** OK **
After Darkness ... was light
As in light-weight
Don't mean to sound condescending but it was a good read - suitable for serialisation in a light-weight weekly mag. It was nice, light, easy-reading historical fiction. It was strong on context but weak on content, as in, the author managed to give a sense of place and historical detail but the characterisation and plotline were dull.
The narrative skirted around the darker aspects of the subject material with violence kept at arms length. In fact anything that could be considered a bit nasty ... from camp latrines to personal privations ... was excised from the novel. The horrors of chemical warfare were alluded to but the war itself was just a backdrop. Sex never reared its ugly head except for sweetly colouring his relationship with the unattainable nun, and frequent reference to his melancholy marriage. Whoops, I forgot ... there was that one nasty guard ... boo hiss ... but he got his come-uppence ... suspended without pay!
The voice of the first person narrative is restrained and understated. His relationships with others lack empathy and intimacy. Fine, that was the way he was meant to be written, but, given that the pivotal point to his character is his belief in honour, dignity and "saving face", I found his behaviour lacked verisimilitude (eg, the very public tears in the courtroom). At times he seemed to just go through the motions and this lead to a failure to engage me as a reader. There was a lack of passion, a lack of poignancy. The climax of the book was as murky as the dust storm that shrouded it. Too much of the narrative was loosely strung together historical research.
Interesting ... yes.
Engaging read... moderately so.

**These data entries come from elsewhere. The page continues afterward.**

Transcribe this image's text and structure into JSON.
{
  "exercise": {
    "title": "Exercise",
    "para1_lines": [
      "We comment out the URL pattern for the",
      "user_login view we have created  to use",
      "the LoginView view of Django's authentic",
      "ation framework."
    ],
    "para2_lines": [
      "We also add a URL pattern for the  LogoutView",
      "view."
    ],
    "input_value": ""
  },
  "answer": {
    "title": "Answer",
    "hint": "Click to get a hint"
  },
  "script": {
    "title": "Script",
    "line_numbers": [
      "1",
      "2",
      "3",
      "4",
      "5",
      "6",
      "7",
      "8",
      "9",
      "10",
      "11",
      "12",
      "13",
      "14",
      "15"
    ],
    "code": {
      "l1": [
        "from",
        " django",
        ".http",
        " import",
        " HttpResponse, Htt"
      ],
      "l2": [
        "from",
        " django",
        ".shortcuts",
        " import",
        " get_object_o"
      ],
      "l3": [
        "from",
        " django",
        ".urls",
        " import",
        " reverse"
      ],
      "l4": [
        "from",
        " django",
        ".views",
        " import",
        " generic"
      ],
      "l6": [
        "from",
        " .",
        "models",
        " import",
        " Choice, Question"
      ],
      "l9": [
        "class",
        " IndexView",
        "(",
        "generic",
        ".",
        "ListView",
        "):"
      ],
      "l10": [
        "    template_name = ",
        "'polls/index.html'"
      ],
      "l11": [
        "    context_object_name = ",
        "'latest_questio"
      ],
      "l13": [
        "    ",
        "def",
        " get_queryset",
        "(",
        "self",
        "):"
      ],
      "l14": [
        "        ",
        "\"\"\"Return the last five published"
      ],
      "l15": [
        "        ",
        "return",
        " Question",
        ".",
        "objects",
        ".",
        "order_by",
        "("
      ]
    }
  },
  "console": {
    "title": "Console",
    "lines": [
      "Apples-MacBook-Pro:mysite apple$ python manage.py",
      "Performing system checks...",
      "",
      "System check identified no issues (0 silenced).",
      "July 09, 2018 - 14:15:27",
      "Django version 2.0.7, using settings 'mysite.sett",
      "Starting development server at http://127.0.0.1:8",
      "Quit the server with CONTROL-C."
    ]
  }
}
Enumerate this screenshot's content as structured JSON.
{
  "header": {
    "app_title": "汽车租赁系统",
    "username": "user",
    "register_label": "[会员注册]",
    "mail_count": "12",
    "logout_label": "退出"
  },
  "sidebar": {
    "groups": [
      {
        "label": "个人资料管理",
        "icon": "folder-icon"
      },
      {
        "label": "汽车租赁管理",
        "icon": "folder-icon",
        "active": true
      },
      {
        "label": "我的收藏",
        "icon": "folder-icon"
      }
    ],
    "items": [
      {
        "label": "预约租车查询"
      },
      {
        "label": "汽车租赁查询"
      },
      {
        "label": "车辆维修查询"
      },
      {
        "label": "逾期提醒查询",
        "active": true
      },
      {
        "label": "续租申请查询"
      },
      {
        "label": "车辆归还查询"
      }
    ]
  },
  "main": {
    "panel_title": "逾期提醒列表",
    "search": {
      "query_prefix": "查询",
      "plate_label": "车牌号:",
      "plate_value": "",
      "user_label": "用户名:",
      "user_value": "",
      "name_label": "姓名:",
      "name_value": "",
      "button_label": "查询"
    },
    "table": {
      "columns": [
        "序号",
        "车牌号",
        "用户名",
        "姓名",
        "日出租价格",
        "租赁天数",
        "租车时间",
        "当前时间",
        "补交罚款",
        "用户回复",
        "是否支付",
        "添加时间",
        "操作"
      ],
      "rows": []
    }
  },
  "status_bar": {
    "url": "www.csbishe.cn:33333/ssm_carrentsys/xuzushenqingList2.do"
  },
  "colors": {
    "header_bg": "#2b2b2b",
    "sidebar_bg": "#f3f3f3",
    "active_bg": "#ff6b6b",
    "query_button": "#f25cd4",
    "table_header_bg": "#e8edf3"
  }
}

Did I care what happened to the characters ... no, they were boring, with no life breathed into them, behaving in unbelievable ways so that all that research didn't go to waste.